Nuclear Terrorism and Loose Material
Washington D.C. hosted the first Nuclear Security Summit (NSS) in April 2010 and laid the groundwork for a series of summits focused on the issue of nuclear terrorism. The first summit concluded with a communiqué that affirmed a commitment to reducing “loose” nuclear material around the globe in hopes of keeping it out of the hands of terrorists. In the 8 years after the first summit, the vast majority of nations possessing nuclear material made progress in securing or reducing their stores; Obama himself claimed a figure of 3.8 tons of nuclear material secured or removed from 30 countries. However, this effort has stagnated since 2018 and major security gaps in the management of materials still exist, which makes this issue just as relevant today as it was 11 years ago.
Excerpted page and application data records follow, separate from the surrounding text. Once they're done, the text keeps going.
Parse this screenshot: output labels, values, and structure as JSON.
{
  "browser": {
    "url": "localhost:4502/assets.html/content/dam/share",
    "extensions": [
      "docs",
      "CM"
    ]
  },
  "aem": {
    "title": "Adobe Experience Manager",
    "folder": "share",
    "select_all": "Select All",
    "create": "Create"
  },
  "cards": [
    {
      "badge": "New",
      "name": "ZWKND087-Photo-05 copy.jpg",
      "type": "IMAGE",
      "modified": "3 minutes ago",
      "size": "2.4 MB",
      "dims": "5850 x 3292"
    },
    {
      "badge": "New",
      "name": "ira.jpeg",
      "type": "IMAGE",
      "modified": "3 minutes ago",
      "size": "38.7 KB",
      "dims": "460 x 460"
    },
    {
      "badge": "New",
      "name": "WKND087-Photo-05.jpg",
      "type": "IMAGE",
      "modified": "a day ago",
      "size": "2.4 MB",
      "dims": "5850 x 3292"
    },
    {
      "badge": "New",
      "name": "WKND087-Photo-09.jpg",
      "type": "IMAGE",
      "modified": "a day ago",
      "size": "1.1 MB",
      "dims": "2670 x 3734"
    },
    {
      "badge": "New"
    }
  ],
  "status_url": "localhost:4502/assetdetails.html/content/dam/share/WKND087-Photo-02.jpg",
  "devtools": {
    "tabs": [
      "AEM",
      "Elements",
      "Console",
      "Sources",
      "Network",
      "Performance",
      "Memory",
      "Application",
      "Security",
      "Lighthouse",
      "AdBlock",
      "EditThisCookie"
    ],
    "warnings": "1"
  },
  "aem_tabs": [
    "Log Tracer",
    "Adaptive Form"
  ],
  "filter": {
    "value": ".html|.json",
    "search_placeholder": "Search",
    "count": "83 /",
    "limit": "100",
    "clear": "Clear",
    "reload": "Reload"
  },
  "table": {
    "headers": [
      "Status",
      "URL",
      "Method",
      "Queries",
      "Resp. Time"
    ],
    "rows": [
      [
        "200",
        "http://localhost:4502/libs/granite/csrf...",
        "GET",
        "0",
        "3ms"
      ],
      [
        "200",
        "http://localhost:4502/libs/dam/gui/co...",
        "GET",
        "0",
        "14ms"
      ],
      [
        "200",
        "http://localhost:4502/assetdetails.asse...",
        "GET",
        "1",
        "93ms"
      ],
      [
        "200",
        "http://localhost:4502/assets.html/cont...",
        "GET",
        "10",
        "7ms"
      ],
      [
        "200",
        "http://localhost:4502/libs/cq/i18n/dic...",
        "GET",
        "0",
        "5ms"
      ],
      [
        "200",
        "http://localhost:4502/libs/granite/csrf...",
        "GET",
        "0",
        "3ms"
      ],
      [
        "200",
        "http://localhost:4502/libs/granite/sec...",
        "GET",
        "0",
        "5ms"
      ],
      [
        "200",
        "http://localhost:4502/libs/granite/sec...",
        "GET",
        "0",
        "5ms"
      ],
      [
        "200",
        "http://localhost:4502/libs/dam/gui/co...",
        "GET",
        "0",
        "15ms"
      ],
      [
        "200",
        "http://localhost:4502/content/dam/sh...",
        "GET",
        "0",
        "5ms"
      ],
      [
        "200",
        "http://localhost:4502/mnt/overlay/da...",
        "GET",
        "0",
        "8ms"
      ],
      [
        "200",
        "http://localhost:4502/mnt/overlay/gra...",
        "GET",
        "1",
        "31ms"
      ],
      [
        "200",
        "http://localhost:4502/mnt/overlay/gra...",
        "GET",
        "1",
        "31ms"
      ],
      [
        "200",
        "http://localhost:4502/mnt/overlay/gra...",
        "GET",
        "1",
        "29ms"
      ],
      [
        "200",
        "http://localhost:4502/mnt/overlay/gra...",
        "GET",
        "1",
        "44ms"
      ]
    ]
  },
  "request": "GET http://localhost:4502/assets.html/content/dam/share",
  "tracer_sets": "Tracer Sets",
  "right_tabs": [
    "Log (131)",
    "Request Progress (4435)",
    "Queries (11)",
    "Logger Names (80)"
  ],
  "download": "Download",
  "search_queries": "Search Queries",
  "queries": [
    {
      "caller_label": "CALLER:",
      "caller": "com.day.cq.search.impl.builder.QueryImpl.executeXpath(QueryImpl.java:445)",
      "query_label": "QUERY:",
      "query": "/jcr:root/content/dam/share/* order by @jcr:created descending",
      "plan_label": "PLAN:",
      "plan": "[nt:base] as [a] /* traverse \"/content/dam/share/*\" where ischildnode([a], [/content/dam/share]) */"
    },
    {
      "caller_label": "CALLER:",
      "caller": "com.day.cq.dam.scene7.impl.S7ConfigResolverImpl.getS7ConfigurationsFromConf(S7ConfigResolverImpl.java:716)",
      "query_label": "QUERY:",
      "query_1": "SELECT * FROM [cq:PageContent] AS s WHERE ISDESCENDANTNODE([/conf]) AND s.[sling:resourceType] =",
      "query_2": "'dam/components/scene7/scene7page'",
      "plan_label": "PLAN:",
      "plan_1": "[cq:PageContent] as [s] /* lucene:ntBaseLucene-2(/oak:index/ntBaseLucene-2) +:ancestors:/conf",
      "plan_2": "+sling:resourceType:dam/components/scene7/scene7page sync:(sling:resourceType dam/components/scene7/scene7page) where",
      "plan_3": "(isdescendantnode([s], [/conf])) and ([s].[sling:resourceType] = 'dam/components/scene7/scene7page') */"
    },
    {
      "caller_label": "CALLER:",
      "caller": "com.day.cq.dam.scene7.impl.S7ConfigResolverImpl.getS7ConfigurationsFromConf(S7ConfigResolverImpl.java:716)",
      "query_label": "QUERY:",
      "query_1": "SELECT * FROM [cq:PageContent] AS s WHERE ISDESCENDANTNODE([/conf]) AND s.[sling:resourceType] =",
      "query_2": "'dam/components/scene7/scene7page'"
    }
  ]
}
President Biden and the international community at large must deal with the continued presence of extremists around the globe and work to mitigate the risk of nuclear material falling into the wrong hands.
Nuclear Information Security
Two years later, the second NSS hosted in Seoul resulted in a multinational statement, this time utilizing the phrase “nuclear information security.” Nuclear information security refers to the safekeeping of technical know-how on the development of nuclear weapons and fissile material. Future goals were not clearly laid out, rather, it focused on accomplishments made thus far and reaffirmed commitments from the first summit. Perhaps there is difficulty in defining exactly what progress in this field looks like, a task that ICNL 2022 could take on directly as it ventures to discuss the future development of nuclear law. Nuclear information security seems especially relevant today as Iran has continued to enrich uranium beyond that of civilian use and may build its own significant stores of highly enriched uranium.
In 2014, the third NSS, hosted in the Hague, reaffirmed commitments made in 2010 and 2012 while also emphasizing the need for continued international cooperation in the field of nuclear security. The communiqué specifically recognized the IAEA as playing the central role in the international nuclear security architecture. The fourth and final NSS, hosted in Washington D.C. in 2016, was an opportunity to showcase the various successes, including the more than 30 nations that updated national laws to reflect their commitments made throughout the NSS process.
By bringing together hundreds of nuclear security professionals from around the world, the spirit of the NSS collaborative process is being reinvigorated. The ICNL 2022 is an opportunity to get the ball rolling once again and continue to make breakthroughs. Although it will not host world leaders and lead to national commitments like the Nuclear Security Summits, collaboration between nuclear security professionals is integral to the development of policy standards that can be brought to the state level for implementation. The Biden administration should see this as an opportunity to restart the summit process and provide the global leadership that makes continued advancements in the field of nuclear security possible.